Windows Autopilot is a built-in desktop provisioning tool that is exclusive to Windows 10. It empowers IT professionals to automate the image deployment of new desktops with pre-configured settings. With Windows Autopilot, IT teams can set up new desktops to join existing configuration groups and apply pre-defined profiles to enable new users to access fully functional desktops from their initial logon. This simplifies the out-of-box experience (OOBE) for new organizational desktop users.
To use Windows Autopilot, IT must connect the devices to a Microsoft Azure portal and enroll them in Microsoft Windows Azure Active Directory. Once the device or devices are enrolled, IT can assign a desktop image to each user before registering their devices. Once the images are in place, users can log in and input their company credentials for identity verification.
The Windows Autopilot device registration process begins with IT logging a new device’s hardware ID and device type. IT professionals must add this information to their organization’s Windows Autopilot registry in the form of a comma-separated values (CSV) file.
Autopilot allows IT to create custom deployment profiles for each device. Each device requires a Windows Autopilot profile that defines the terms of its desktop deployment. The profiles can overwrite local desktop administrator privileges, disable Microsoft Cortana and other local applications, apply custom privacy settings, and more.
After defining the profiles for each device, IT professionals should wait for the user to first access the device before taking any further action.

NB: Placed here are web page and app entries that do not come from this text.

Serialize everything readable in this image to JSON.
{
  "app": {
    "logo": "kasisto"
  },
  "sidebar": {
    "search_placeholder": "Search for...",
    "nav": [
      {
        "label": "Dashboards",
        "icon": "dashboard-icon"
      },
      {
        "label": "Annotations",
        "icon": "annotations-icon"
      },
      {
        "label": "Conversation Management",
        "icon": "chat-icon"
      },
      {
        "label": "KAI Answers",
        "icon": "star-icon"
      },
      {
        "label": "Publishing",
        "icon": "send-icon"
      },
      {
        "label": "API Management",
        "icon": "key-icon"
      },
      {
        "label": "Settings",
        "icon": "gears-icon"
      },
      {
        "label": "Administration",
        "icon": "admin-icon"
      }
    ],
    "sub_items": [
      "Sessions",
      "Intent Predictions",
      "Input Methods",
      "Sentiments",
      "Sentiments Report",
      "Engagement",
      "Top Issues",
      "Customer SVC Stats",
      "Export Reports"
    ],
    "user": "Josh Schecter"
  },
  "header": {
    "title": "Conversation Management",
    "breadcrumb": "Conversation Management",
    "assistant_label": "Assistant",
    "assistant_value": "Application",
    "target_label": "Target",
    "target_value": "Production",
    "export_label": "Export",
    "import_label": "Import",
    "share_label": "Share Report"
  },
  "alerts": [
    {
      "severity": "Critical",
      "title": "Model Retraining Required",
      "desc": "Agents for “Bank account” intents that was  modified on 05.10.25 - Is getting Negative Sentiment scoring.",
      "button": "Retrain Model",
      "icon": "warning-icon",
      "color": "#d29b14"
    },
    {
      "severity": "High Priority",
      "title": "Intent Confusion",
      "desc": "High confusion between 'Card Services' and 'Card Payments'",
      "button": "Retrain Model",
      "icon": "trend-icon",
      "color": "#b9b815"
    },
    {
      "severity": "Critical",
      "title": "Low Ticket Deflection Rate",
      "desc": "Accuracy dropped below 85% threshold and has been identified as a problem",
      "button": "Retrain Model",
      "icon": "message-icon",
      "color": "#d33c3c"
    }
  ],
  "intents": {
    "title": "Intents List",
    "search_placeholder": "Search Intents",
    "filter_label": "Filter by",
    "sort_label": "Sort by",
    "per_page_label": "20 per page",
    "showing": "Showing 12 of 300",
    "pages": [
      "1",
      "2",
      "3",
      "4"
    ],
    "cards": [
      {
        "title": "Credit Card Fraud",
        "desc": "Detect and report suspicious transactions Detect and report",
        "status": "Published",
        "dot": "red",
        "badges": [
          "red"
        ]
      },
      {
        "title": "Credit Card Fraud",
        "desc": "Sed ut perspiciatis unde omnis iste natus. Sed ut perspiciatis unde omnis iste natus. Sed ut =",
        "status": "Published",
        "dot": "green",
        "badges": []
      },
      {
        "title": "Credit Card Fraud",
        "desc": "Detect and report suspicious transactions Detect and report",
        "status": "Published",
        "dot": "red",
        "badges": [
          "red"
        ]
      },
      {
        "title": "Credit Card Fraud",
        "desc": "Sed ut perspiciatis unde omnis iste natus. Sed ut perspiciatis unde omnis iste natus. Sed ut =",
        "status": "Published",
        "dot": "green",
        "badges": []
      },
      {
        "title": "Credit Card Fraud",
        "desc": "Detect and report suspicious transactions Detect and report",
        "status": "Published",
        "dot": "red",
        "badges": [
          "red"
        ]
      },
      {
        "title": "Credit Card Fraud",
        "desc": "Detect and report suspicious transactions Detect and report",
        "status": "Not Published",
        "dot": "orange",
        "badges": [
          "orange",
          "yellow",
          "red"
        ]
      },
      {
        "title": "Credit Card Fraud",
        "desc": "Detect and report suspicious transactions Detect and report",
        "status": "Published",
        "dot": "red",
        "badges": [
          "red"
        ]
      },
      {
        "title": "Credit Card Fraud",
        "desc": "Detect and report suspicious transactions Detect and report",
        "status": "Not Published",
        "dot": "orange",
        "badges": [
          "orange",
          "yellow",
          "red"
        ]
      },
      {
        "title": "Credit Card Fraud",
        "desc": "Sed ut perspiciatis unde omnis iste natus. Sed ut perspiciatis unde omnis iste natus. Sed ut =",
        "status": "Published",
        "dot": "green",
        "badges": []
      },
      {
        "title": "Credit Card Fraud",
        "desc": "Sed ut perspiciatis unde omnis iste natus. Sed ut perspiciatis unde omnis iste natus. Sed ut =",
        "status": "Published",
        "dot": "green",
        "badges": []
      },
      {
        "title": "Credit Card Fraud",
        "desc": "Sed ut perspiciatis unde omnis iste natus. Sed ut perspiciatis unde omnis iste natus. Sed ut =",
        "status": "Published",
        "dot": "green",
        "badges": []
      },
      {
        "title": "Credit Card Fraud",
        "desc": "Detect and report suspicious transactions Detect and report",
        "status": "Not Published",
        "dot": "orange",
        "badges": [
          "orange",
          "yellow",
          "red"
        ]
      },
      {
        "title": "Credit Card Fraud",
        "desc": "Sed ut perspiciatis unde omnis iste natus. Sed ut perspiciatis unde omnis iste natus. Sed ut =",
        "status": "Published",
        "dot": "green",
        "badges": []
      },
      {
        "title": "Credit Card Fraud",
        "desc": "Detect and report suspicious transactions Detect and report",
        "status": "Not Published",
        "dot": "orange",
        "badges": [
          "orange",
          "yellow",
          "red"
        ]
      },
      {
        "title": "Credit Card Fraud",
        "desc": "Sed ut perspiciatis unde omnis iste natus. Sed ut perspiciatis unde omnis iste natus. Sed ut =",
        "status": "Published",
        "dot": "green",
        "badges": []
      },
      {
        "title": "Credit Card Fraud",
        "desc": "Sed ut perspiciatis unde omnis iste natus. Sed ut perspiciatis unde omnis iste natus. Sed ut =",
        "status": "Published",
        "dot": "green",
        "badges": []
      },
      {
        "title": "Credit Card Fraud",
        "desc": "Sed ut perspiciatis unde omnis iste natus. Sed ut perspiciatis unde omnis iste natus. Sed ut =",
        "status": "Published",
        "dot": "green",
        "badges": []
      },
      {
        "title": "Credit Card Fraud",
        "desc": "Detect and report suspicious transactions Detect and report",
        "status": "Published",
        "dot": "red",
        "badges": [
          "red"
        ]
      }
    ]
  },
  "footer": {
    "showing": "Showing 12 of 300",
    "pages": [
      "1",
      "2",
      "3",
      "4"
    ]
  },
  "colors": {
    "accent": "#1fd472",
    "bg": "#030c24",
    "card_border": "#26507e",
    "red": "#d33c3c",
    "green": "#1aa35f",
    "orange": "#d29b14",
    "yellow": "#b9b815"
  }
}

Once the user accesses the device and loads the new desktop, IT can perform its typical endpoint management practices.
Windows Autopilot includes several zero-touch provisioning (ZTP) features, such as a self-deploying mode that provides the simplest experience for the end-user. All users have to do is input their information and watch as the desktop provides updates on their enrollment status.
One of the primary benefits of Windows Autopilot is that IT professionals can quickly deploy profiles to new devices with basic profile settings. The CSV file format for inputting new devices is simple, which enables IT to deploy preset profiles to a large number of devices simultaneously. However, Windows Autopilot does not offer as many desktop profile options as some other configuration tools. Microsoft Configuration Designer, for instance, is a tool designed for provisioning in BYOD use cases that provides a high level of control over each profile by allowing IT to alter more specific configurations. Additionally, Microsoft Intune, which is part of the Microsoft Endpoint Manager tool, provides additional mobile device management options.
IT professionals can use Windows Autopilot in conjunction with other tools to perform different provisioning functions. While Windows Autopilot offers quick configurations and a simple OOBE for end-users, other tools can target more complicated desktop image profiles or profiles for mobile devices.